Extracted data entries
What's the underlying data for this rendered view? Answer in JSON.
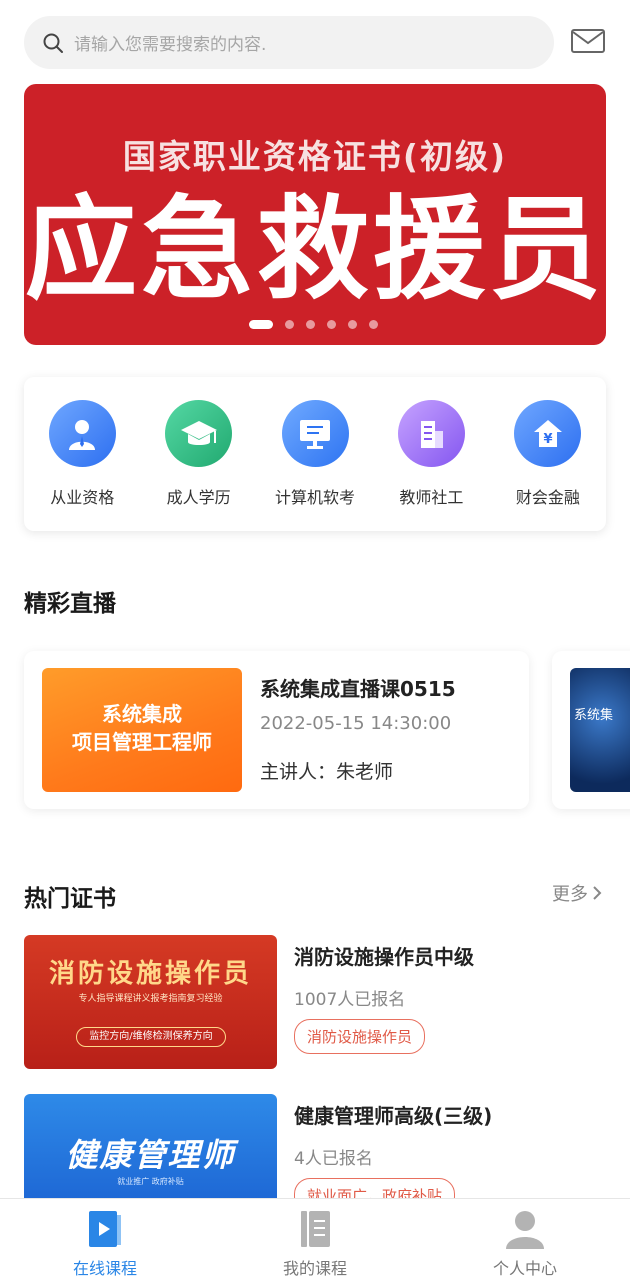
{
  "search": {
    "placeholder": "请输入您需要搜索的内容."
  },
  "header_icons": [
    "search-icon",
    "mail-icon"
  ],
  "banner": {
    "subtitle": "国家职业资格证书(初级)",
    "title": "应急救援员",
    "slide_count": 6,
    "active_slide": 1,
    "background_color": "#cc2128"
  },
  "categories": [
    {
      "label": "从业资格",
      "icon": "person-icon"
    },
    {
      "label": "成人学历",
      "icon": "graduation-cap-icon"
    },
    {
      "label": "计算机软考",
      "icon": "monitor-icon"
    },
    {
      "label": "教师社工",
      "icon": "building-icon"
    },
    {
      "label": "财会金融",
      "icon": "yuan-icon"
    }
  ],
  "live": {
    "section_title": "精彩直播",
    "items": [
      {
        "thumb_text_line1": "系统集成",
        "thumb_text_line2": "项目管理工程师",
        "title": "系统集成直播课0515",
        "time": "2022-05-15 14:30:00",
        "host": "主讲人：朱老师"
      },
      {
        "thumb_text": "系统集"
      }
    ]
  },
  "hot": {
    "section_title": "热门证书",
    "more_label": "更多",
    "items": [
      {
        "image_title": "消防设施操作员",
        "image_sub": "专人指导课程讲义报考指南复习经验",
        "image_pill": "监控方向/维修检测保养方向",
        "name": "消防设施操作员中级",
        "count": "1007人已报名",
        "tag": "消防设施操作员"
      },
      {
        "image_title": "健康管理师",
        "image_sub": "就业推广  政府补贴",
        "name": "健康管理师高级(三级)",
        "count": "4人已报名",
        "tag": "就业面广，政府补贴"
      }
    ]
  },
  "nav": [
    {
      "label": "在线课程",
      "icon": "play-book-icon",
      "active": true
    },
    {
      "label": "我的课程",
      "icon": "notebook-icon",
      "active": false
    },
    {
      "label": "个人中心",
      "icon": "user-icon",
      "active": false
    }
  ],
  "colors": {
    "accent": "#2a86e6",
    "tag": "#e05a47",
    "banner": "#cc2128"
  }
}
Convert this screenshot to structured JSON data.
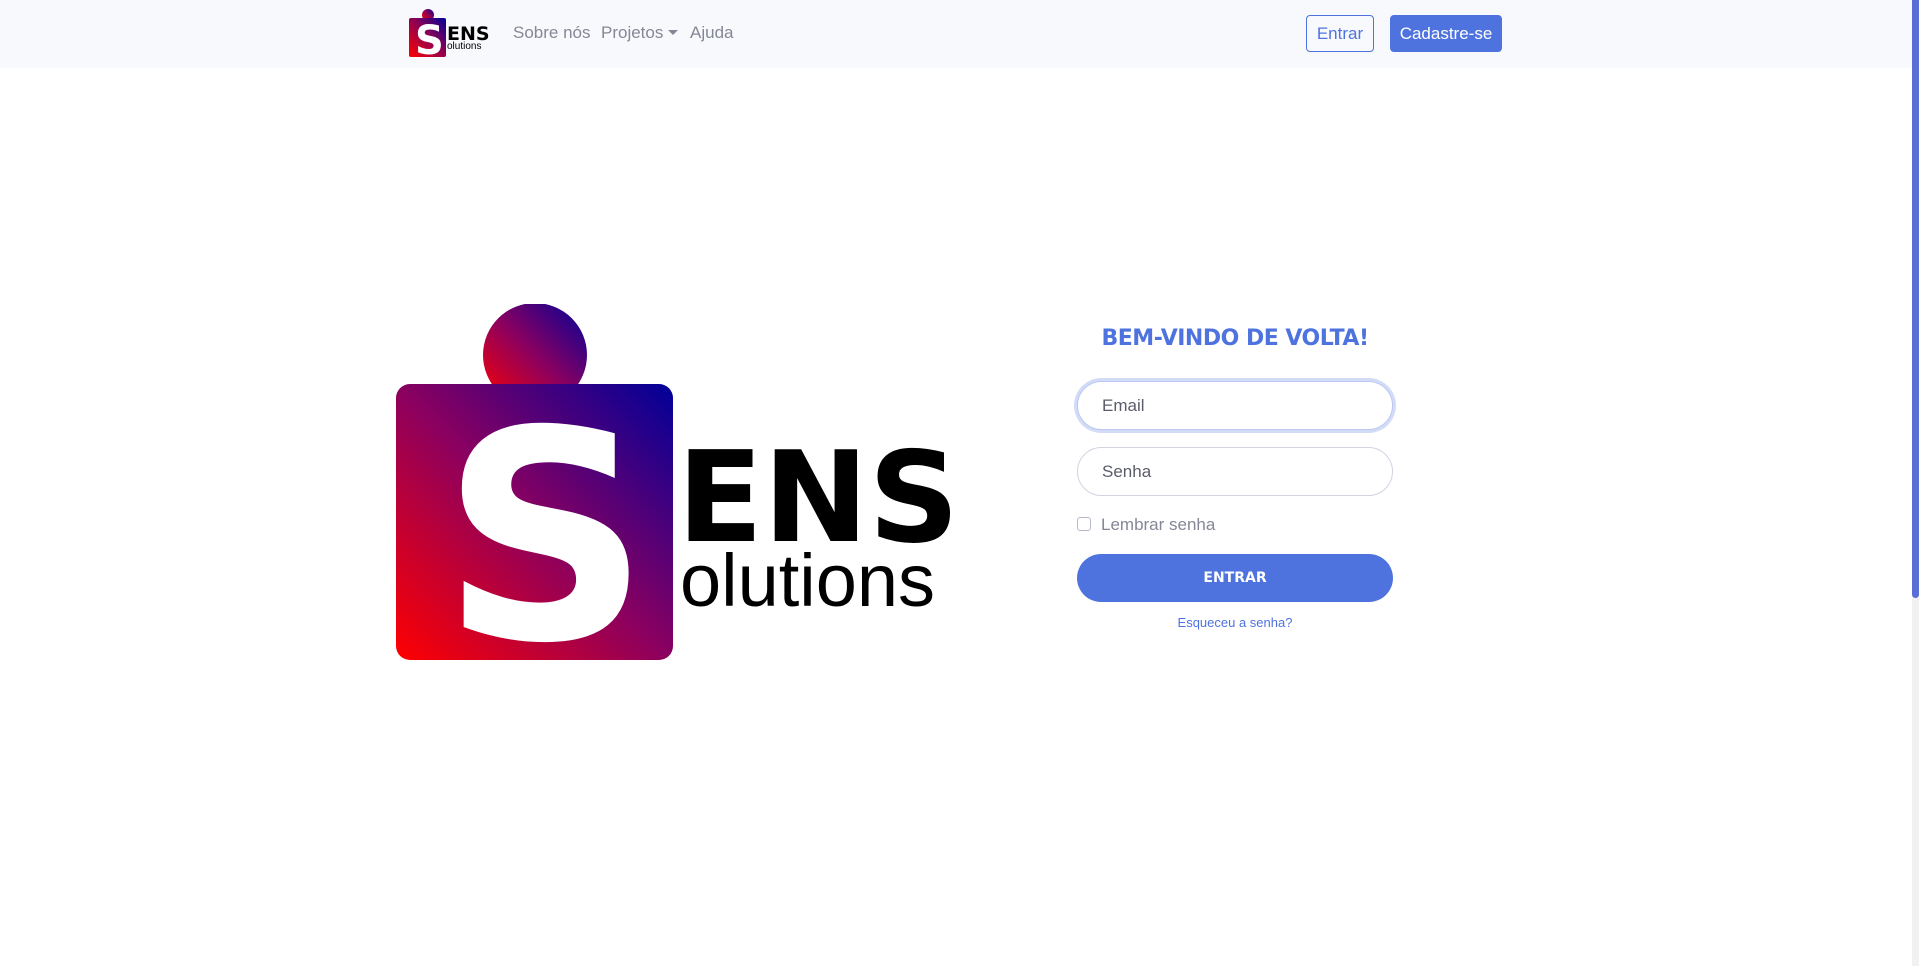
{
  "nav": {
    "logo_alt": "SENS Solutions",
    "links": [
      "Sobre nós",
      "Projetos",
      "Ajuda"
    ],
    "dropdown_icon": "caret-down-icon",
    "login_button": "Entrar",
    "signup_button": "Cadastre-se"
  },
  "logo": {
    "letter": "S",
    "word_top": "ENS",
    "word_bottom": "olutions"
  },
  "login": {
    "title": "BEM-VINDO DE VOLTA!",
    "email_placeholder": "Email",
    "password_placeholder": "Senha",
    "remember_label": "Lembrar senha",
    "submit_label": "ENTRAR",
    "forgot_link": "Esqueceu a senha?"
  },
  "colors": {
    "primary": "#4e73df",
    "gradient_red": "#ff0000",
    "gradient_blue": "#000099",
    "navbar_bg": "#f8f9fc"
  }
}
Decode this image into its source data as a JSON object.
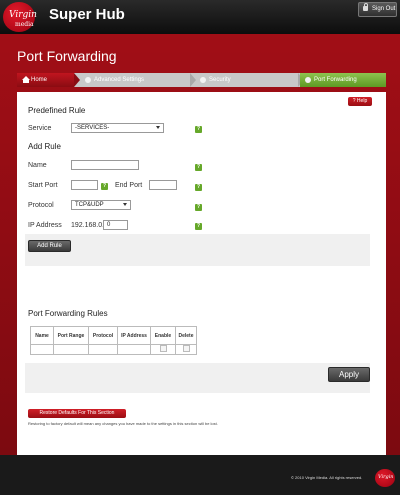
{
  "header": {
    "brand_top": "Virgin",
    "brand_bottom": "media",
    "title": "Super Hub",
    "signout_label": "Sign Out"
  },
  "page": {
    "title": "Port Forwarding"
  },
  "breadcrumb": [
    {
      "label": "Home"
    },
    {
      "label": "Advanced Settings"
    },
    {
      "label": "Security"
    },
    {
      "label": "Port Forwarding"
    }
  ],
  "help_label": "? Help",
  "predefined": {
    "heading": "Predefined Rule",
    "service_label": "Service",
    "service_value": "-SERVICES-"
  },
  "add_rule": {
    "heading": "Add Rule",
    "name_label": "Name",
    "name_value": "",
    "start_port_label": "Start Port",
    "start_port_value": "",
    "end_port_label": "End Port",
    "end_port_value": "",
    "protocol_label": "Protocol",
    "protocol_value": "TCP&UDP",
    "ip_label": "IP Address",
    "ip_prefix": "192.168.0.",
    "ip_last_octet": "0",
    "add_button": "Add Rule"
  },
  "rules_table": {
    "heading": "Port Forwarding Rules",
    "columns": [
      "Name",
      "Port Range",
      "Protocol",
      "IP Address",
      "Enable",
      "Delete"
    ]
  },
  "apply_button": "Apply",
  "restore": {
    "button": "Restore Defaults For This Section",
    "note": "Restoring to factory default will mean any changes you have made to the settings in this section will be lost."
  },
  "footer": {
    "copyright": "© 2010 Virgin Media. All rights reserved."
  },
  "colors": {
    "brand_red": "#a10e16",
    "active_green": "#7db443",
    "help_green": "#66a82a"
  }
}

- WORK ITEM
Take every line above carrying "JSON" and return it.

- SOLUTION TO THIS EXERCISE
What's the underlying data for this rendered view? Answer in JSON.
Convert this screenshot to structured JSON data.
Decode this image into its source data as a JSON object.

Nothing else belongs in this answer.